but as it turned out, he had longer to live than he had been told; longer by some truly unhappy years, bad years—terrible for me for sure, but he managed to live, albeit poorly, and times you couldn’t even call it that, up until around that time when I was first to discover another Ireland, an Ireland of sorts (I took to it easily without prompting, as an inheritance) an Ireland of the page, that is, the true isle of sages and saints of Yeats and Synge and Stephens, O’Casey, and Beckett and all of the rest including of course Joyce, whose Ireland was no less an imagined Ireland than my father’s or my own not to be pat but all of us excluded and expulsed and then repatriated all of which is to say: was the trip, this trip, the trip what that any of us had hoped or imagined it would be: No, nope, no it wasn’t, no.[i]

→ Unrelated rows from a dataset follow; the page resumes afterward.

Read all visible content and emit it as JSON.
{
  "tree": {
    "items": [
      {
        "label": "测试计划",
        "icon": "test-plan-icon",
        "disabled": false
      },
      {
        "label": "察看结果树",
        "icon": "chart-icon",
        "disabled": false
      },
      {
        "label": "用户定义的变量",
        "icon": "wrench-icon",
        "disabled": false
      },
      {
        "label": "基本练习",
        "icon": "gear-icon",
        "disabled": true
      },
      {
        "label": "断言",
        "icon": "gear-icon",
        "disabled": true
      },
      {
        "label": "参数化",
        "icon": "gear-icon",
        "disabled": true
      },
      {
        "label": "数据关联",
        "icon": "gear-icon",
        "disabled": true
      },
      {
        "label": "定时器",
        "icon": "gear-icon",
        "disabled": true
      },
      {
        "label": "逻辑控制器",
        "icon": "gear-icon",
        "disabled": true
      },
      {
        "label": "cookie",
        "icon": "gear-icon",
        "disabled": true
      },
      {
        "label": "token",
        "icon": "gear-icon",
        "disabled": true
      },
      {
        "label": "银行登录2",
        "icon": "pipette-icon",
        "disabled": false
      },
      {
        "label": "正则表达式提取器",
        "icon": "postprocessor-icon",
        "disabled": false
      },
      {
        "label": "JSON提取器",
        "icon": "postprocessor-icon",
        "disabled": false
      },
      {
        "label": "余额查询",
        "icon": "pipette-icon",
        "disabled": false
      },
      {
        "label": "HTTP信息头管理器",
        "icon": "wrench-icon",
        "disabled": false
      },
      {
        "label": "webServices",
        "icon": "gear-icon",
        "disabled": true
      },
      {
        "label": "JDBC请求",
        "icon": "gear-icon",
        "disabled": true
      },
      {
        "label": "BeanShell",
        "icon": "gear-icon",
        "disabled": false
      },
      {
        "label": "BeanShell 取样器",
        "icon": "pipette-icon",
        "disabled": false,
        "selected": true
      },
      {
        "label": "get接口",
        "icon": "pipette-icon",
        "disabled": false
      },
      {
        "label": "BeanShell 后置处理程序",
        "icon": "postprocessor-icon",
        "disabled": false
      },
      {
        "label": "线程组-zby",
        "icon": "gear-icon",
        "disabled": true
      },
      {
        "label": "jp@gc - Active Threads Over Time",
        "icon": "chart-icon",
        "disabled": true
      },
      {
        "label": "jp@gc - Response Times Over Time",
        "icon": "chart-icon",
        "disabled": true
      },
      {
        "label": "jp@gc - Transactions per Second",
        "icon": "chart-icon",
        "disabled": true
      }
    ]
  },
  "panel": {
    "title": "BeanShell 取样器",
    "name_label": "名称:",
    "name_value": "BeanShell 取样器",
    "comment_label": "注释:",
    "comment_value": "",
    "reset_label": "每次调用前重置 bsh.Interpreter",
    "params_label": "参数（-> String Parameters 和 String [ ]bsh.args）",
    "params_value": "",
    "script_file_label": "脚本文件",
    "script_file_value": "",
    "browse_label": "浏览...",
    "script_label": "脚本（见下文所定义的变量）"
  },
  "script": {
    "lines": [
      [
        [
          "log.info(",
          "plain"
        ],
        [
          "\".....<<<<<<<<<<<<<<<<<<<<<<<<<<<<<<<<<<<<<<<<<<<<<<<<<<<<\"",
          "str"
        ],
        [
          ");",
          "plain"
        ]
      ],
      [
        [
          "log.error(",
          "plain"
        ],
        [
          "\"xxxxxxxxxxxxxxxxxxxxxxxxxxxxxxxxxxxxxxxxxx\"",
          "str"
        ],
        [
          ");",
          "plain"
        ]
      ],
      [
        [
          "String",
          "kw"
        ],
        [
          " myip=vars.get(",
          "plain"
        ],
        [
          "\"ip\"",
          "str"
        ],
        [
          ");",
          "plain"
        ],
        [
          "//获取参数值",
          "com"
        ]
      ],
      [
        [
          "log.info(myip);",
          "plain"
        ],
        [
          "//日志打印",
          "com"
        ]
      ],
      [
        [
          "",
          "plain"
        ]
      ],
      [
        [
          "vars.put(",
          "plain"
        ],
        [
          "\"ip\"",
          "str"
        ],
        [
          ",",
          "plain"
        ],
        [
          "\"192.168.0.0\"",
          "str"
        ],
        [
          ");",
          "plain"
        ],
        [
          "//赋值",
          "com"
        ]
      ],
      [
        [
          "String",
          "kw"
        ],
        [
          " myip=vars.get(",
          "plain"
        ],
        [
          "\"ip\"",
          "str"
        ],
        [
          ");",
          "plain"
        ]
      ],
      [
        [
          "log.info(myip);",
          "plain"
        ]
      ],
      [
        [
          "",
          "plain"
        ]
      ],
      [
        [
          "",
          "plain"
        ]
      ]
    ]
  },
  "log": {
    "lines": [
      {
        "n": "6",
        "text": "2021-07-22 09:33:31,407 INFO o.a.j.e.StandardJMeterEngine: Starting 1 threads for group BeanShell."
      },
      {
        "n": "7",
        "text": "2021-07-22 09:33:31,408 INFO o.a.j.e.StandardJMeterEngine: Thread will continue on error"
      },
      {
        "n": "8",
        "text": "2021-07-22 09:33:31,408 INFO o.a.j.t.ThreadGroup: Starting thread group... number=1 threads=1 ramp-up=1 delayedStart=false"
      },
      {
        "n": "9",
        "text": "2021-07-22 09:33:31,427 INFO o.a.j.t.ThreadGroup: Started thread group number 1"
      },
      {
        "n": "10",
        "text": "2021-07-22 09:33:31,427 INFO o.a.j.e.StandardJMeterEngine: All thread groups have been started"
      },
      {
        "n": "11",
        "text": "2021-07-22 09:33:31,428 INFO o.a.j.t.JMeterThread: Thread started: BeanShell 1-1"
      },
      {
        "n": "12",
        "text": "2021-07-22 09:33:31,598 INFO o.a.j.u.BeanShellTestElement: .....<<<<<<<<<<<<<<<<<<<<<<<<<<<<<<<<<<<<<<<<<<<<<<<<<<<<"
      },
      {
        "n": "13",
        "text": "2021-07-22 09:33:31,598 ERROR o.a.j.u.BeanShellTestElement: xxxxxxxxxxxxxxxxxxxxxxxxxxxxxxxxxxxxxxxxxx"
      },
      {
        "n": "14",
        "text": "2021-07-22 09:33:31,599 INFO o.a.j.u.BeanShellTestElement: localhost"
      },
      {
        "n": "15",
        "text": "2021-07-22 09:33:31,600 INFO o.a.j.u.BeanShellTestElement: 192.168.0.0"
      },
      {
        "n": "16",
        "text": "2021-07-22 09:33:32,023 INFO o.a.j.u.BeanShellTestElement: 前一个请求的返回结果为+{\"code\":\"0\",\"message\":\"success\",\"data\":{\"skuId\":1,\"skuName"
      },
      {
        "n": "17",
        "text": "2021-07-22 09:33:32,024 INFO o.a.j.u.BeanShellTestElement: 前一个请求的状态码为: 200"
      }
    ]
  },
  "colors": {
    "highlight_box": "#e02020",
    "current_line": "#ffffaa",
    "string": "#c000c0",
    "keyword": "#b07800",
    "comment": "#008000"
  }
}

[i] Wrap me up in me oilskins and jumper/No more on the docks I’ll be seen/Just tell me old shipmates, I’m taking a trip, mates/And I’ll see you someday on Fiddler’s Green.